> [ACTION ITEM] Look at each line below and count those with the word "true"; the answer is that number only.
-- DATA EXTRACT follows --
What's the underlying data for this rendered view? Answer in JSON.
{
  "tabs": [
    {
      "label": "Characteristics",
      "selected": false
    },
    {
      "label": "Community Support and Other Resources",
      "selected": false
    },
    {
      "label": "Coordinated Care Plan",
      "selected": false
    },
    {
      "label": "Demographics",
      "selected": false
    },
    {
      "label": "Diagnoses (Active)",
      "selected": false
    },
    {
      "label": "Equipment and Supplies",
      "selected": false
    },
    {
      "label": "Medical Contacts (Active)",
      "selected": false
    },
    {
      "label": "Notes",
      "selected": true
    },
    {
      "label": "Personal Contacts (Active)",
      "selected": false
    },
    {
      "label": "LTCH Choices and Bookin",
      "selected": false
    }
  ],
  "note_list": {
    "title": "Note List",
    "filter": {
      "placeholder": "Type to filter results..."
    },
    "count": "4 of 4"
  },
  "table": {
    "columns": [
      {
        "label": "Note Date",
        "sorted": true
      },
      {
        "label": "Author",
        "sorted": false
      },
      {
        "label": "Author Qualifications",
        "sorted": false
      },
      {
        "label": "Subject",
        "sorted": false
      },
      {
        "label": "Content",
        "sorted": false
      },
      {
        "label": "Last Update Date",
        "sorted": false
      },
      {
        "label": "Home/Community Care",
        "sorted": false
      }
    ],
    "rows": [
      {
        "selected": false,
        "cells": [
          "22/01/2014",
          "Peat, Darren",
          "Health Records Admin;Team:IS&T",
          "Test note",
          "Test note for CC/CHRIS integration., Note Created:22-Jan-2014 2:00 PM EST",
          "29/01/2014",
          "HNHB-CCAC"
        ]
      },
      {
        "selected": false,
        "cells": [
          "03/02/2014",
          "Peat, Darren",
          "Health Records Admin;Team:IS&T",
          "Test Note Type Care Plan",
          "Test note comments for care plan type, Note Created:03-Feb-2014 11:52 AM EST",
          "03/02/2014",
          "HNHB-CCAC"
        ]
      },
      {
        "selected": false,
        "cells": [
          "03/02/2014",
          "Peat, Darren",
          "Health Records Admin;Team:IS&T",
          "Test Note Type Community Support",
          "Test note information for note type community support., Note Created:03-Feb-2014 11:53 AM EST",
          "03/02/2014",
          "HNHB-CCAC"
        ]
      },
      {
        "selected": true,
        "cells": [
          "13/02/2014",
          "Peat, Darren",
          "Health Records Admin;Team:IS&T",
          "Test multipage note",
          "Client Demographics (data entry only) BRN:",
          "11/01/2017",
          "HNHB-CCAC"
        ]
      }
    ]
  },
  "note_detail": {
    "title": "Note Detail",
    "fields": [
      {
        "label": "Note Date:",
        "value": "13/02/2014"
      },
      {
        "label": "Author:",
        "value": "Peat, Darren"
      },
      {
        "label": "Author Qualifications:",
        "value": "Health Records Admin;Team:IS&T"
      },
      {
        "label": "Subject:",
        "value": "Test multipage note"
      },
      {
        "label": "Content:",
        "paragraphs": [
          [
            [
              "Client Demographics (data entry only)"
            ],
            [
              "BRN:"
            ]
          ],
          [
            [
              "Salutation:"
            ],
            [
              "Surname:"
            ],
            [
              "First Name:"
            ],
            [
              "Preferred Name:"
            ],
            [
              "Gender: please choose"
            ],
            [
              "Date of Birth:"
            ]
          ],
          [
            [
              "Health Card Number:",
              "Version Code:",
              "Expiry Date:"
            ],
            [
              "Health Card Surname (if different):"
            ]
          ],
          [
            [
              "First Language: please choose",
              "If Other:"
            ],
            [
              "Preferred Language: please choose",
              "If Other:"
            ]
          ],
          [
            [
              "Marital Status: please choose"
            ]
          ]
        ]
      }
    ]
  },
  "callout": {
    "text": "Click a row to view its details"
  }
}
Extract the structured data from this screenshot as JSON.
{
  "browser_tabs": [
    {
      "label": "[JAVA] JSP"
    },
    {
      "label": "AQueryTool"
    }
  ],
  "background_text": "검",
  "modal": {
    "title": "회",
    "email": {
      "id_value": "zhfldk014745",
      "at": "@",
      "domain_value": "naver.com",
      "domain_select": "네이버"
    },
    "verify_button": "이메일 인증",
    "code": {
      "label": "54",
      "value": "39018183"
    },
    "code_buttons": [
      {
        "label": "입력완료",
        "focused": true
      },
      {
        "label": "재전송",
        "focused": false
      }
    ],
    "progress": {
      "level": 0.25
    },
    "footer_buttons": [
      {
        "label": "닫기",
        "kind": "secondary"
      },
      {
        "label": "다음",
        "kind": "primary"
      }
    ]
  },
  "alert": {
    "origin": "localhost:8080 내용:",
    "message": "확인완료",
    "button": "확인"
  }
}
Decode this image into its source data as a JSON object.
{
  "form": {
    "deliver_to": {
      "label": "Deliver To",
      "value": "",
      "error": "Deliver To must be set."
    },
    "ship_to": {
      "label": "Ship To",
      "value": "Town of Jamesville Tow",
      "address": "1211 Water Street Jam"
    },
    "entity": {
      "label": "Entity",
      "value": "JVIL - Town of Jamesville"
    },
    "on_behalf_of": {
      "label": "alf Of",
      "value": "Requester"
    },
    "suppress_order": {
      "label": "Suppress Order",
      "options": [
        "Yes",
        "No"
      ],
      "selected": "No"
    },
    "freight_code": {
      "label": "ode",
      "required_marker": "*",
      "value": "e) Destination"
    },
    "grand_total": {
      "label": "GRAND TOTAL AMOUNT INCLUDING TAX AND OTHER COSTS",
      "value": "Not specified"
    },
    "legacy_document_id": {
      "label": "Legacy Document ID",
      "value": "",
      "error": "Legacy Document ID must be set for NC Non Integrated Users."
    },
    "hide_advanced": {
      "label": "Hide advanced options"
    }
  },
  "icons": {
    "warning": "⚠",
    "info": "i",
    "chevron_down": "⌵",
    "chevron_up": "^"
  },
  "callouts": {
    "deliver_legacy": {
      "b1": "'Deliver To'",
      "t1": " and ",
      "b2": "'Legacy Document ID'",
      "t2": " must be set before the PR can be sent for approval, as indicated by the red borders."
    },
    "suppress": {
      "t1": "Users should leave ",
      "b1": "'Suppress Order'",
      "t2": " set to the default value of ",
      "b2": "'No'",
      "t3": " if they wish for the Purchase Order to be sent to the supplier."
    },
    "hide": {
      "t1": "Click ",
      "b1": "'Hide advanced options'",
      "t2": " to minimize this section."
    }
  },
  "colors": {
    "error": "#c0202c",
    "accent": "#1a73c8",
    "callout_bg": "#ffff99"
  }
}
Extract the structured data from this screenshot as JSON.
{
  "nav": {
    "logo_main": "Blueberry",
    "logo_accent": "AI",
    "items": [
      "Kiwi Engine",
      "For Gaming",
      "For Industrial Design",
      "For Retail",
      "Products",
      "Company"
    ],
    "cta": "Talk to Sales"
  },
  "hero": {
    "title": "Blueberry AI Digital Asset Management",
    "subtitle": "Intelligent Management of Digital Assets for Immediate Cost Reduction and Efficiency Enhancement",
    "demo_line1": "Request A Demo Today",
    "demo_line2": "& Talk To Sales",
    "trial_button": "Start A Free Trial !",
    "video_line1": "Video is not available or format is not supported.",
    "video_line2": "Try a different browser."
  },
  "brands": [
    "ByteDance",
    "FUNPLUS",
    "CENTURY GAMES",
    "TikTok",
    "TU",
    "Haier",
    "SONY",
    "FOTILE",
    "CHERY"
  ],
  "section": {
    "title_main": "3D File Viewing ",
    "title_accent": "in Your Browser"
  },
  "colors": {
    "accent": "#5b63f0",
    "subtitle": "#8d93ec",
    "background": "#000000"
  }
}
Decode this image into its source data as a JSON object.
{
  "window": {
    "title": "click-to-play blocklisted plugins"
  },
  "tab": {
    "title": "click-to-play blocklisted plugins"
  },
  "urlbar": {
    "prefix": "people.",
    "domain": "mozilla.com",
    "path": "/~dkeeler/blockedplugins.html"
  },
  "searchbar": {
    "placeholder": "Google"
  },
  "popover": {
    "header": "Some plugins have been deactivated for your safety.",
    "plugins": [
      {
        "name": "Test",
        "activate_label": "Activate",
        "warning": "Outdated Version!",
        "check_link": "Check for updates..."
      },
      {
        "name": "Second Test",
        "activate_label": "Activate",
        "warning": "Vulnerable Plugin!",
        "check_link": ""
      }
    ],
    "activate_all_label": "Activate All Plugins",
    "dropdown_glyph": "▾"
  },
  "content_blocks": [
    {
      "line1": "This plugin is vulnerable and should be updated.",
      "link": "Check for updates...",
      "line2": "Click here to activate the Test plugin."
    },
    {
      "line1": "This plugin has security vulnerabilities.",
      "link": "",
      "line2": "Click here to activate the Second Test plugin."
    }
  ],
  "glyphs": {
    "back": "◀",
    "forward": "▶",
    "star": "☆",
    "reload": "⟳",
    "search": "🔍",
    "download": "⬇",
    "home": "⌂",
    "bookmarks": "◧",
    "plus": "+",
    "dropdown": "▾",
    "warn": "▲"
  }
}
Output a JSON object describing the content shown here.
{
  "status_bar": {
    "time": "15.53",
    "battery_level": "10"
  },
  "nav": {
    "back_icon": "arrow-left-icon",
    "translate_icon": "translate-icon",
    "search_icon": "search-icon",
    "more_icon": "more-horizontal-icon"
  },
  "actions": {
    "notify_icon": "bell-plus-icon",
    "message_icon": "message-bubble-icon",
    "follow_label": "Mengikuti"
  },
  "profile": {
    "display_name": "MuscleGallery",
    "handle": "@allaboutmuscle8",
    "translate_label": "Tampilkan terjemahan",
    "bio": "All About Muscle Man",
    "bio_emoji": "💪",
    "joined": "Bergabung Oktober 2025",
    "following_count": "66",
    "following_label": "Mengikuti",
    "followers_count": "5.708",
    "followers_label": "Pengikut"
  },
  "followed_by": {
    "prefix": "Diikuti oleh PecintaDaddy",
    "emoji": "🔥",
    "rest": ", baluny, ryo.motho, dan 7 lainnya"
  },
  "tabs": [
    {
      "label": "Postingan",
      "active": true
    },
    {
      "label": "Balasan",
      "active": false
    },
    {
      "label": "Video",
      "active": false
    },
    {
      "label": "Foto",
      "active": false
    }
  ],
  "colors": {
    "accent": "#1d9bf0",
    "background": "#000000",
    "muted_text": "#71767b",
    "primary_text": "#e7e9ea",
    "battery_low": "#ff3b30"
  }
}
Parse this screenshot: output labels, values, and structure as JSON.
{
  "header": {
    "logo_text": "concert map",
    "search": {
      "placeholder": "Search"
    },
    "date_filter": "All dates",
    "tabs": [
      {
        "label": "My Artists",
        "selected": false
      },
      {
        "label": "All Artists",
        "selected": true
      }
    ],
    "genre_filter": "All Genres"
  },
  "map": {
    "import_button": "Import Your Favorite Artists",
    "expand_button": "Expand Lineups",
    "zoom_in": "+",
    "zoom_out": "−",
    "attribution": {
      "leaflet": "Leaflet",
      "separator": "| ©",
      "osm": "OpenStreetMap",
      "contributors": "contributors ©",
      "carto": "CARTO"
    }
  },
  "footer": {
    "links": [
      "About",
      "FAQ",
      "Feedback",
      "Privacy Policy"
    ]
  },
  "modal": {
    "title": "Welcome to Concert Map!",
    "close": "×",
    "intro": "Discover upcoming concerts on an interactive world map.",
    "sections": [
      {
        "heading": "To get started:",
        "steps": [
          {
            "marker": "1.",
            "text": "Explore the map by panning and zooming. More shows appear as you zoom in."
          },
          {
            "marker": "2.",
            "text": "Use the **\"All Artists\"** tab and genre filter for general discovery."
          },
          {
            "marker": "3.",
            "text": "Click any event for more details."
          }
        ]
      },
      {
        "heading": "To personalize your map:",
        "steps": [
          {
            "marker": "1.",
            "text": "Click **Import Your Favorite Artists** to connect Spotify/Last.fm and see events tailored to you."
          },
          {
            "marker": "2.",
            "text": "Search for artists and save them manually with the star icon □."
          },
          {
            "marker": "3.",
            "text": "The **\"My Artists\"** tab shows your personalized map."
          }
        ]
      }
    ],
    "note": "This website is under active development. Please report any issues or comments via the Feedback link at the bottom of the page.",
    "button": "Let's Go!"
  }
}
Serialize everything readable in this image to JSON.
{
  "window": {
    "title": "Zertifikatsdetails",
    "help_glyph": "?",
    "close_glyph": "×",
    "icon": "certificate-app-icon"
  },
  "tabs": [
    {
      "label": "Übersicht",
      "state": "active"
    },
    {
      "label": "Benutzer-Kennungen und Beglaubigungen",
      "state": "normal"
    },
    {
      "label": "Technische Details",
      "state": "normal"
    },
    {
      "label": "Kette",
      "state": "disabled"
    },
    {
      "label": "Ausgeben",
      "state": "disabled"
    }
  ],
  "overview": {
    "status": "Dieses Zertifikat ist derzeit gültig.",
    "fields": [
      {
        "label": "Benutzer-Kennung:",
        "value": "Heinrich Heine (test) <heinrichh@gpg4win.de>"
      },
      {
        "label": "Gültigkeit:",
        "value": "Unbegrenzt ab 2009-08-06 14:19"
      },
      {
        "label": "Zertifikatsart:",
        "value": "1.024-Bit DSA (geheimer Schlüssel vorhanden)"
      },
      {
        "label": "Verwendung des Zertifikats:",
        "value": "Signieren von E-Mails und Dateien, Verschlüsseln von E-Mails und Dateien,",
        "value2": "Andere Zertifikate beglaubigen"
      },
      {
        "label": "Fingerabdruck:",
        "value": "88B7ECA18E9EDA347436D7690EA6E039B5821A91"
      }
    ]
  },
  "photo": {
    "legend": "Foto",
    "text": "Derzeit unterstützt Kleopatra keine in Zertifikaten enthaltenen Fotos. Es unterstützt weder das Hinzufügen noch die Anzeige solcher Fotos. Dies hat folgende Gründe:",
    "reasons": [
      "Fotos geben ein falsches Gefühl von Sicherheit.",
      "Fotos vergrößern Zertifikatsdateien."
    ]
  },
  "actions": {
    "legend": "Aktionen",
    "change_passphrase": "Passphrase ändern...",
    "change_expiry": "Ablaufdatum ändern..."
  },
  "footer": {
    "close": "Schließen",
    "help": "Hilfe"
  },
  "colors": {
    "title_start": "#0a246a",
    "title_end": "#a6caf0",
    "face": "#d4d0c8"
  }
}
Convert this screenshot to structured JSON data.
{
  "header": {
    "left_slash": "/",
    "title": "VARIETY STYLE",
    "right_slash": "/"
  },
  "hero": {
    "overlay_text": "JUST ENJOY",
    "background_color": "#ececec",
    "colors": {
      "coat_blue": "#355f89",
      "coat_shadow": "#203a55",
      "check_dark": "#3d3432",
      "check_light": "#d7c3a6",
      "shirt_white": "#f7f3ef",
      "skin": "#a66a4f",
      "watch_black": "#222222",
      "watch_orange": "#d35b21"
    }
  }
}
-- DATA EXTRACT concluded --
> [SOLUTION TO THE EXERCISE] 6